What needs to be done:
Nothing but an exact reproduction of the records, pictures excluded, should be returned.

Element data from apps and pages:

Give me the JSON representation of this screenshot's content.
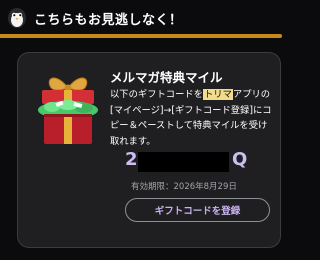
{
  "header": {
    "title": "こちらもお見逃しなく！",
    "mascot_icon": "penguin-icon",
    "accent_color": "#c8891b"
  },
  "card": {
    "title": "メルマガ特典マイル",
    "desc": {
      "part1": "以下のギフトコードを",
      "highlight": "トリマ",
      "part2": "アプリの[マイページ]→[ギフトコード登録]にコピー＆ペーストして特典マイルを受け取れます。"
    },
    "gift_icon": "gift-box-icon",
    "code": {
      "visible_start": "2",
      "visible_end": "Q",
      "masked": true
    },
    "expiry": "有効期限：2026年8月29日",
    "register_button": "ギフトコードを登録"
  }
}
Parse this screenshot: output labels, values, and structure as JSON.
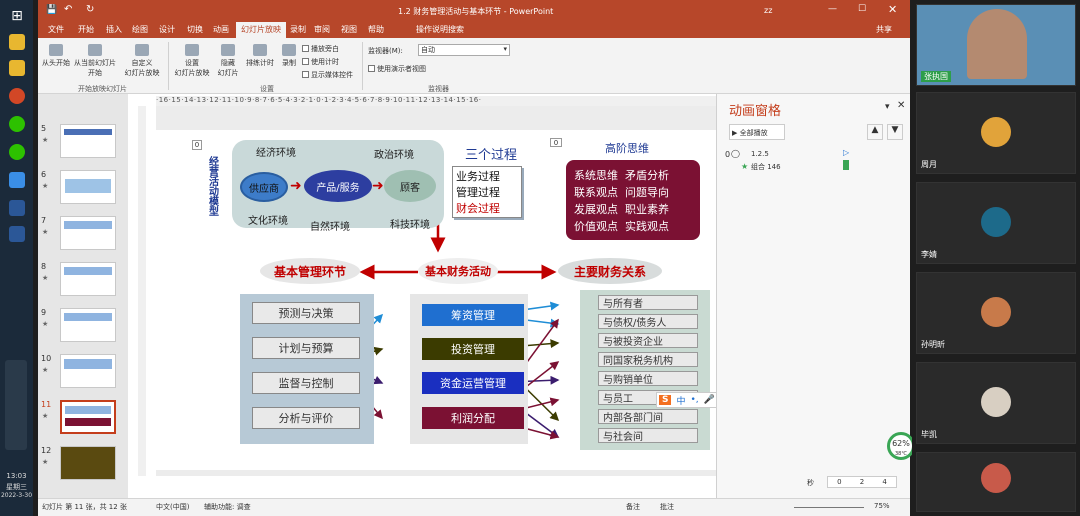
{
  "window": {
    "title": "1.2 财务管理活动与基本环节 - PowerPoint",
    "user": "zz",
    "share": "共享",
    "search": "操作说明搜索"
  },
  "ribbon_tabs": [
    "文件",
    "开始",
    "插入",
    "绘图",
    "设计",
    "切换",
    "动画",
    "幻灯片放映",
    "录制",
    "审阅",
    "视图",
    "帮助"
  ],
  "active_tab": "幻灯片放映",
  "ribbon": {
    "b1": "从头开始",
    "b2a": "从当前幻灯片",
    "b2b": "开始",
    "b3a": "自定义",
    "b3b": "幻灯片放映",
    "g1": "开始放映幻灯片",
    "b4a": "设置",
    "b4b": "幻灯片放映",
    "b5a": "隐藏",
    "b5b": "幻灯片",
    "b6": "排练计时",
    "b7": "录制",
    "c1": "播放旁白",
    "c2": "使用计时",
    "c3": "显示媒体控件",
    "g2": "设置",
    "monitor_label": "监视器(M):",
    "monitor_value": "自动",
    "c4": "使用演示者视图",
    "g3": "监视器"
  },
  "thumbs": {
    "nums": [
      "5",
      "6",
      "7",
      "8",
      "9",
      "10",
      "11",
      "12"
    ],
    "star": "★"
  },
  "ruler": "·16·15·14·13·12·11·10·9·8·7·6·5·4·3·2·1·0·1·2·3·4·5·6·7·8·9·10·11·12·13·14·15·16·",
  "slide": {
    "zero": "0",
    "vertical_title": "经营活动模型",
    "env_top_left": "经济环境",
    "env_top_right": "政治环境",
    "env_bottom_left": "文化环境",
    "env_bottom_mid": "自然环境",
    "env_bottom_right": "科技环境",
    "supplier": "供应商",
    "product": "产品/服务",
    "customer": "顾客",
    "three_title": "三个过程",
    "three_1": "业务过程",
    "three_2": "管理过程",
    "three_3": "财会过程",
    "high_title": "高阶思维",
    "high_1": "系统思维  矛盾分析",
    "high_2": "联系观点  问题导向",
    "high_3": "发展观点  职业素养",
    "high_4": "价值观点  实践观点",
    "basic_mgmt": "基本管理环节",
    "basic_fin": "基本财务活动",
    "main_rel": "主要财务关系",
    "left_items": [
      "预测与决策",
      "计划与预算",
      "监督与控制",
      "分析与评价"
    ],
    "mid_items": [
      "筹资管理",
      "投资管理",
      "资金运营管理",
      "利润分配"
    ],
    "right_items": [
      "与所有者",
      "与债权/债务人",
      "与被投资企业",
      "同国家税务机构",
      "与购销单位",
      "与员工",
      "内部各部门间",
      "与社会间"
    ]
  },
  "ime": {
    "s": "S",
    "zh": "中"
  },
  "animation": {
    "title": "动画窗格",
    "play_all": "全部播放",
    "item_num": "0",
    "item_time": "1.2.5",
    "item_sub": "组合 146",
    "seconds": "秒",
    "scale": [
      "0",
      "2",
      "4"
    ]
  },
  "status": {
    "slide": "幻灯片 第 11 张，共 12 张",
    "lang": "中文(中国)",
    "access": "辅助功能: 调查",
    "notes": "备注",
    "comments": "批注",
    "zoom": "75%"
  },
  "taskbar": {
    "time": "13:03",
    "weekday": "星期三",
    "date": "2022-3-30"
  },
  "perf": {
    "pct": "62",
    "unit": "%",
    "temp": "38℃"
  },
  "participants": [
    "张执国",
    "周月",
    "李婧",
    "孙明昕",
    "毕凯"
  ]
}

Output of the task:
Give me the JSON representation of this screenshot's content.
{
  "header": {
    "title": "こちらもお見逃しなく！",
    "mascot_icon": "penguin-icon",
    "accent_color": "#c8891b"
  },
  "card": {
    "title": "メルマガ特典マイル",
    "desc": {
      "part1": "以下のギフトコードを",
      "highlight": "トリマ",
      "part2": "アプリの[マイページ]→[ギフトコード登録]にコピー＆ペーストして特典マイルを受け取れます。"
    },
    "gift_icon": "gift-box-icon",
    "code": {
      "visible_start": "2",
      "visible_end": "Q",
      "masked": true
    },
    "expiry": "有効期限：2026年8月29日",
    "register_button": "ギフトコードを登録"
  }
}
Parse this screenshot: output labels, values, and structure as JSON.
{
  "window": {
    "title": "1.2 财务管理活动与基本环节 - PowerPoint",
    "user": "zz",
    "share": "共享",
    "search": "操作说明搜索"
  },
  "ribbon_tabs": [
    "文件",
    "开始",
    "插入",
    "绘图",
    "设计",
    "切换",
    "动画",
    "幻灯片放映",
    "录制",
    "审阅",
    "视图",
    "帮助"
  ],
  "active_tab": "幻灯片放映",
  "ribbon": {
    "b1": "从头开始",
    "b2a": "从当前幻灯片",
    "b2b": "开始",
    "b3a": "自定义",
    "b3b": "幻灯片放映",
    "g1": "开始放映幻灯片",
    "b4a": "设置",
    "b4b": "幻灯片放映",
    "b5a": "隐藏",
    "b5b": "幻灯片",
    "b6": "排练计时",
    "b7": "录制",
    "c1": "播放旁白",
    "c2": "使用计时",
    "c3": "显示媒体控件",
    "g2": "设置",
    "monitor_label": "监视器(M):",
    "monitor_value": "自动",
    "c4": "使用演示者视图",
    "g3": "监视器"
  },
  "thumbs": {
    "nums": [
      "5",
      "6",
      "7",
      "8",
      "9",
      "10",
      "11",
      "12"
    ],
    "star": "★"
  },
  "ruler": "·16·15·14·13·12·11·10·9·8·7·6·5·4·3·2·1·0·1·2·3·4·5·6·7·8·9·10·11·12·13·14·15·16·",
  "slide": {
    "zero": "0",
    "vertical_title": "经营活动模型",
    "env_top_left": "经济环境",
    "env_top_right": "政治环境",
    "env_bottom_left": "文化环境",
    "env_bottom_mid": "自然环境",
    "env_bottom_right": "科技环境",
    "supplier": "供应商",
    "product": "产品/服务",
    "customer": "顾客",
    "three_title": "三个过程",
    "three_1": "业务过程",
    "three_2": "管理过程",
    "three_3": "财会过程",
    "high_title": "高阶思维",
    "high_1": "系统思维  矛盾分析",
    "high_2": "联系观点  问题导向",
    "high_3": "发展观点  职业素养",
    "high_4": "价值观点  实践观点",
    "basic_mgmt": "基本管理环节",
    "basic_fin": "基本财务活动",
    "main_rel": "主要财务关系",
    "left_items": [
      "预测与决策",
      "计划与预算",
      "监督与控制",
      "分析与评价"
    ],
    "mid_items": [
      "筹资管理",
      "投资管理",
      "资金运营管理",
      "利润分配"
    ],
    "right_items": [
      "与所有者",
      "与债权/债务人",
      "与被投资企业",
      "同国家税务机构",
      "与购销单位",
      "与员工",
      "内部各部门间",
      "与社会间"
    ]
  },
  "ime": {
    "s": "S",
    "zh": "中"
  },
  "animation": {
    "title": "动画窗格",
    "play_all": "全部播放",
    "item_num": "0",
    "item_time": "1.2.5",
    "item_sub": "组合 146",
    "seconds": "秒",
    "scale": [
      "0",
      "2",
      "4"
    ]
  },
  "status": {
    "slide": "幻灯片 第 11 张，共 12 张",
    "lang": "中文(中国)",
    "access": "辅助功能: 调查",
    "notes": "备注",
    "comments": "批注",
    "zoom": "75%"
  },
  "taskbar": {
    "time": "13:03",
    "weekday": "星期三",
    "date": "2022-3-30"
  },
  "perf": {
    "pct": "62",
    "unit": "%",
    "temp": "38℃"
  },
  "participants": [
    "张执国",
    "周月",
    "李婧",
    "孙明昕",
    "毕凯"
  ]
}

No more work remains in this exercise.